The interceptor will rock its wings (daytime) or flash
external lights/select afterburners (night) while

crossing the intercepted aircraft's flight path. The
interceptor will roll out in the direction the
intercepted aircraft is expected to turn before

returning to verify the aircraft of interest is
complying. The intercepted aircraft is expected to
execute an immediate turn to the direction of the
intercepting aircraft. If the aircraft of interest does not
comply, the interceptor may conduct a second
climbing turn across the intercepted aircraft's flight
path (minimum 500 feet separation and commencing
from slightly below the intercepted aircraft altitude)
while expending flares as a warning signal to the
intercepted aircraft to comply immediately and to
turn in the direction indicated and to leave the area.
The interceptor is responsible to maintain safe
separation during these and all intercept maneuvers.
Flight safety is paramount.
1. NORAD interceptors will take every precaution to
preclude the possibility of the intercepted aircraft
experiencing jet wash/wake turbulence; however, there is
a potential that this condition could be encountered.
2. During Night/IMC, the intercept will be from below
flight path.

National Security and Interception Procedures 5-6-3

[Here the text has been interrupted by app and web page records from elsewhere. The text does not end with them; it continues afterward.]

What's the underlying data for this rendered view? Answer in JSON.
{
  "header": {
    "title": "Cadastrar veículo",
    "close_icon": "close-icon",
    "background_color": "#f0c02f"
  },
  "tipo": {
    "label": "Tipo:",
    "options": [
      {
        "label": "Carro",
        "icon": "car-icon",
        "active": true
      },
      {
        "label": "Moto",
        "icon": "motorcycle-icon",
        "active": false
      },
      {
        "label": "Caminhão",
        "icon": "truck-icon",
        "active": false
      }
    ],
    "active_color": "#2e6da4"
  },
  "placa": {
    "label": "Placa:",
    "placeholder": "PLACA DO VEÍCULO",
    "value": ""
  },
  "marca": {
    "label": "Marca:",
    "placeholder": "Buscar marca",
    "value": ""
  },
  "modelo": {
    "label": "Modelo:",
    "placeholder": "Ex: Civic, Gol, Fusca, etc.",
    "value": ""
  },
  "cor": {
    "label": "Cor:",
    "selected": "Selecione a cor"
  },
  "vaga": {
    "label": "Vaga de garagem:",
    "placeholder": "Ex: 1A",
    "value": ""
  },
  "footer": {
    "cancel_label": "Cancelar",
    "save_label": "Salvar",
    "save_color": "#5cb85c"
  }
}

Page 411 of the Aeronautical Information Manual (AIM.pdf)
AIM: Official Guide to Basic Flight Information and ATC Procedures

Index   410 -- Page 411 -- 412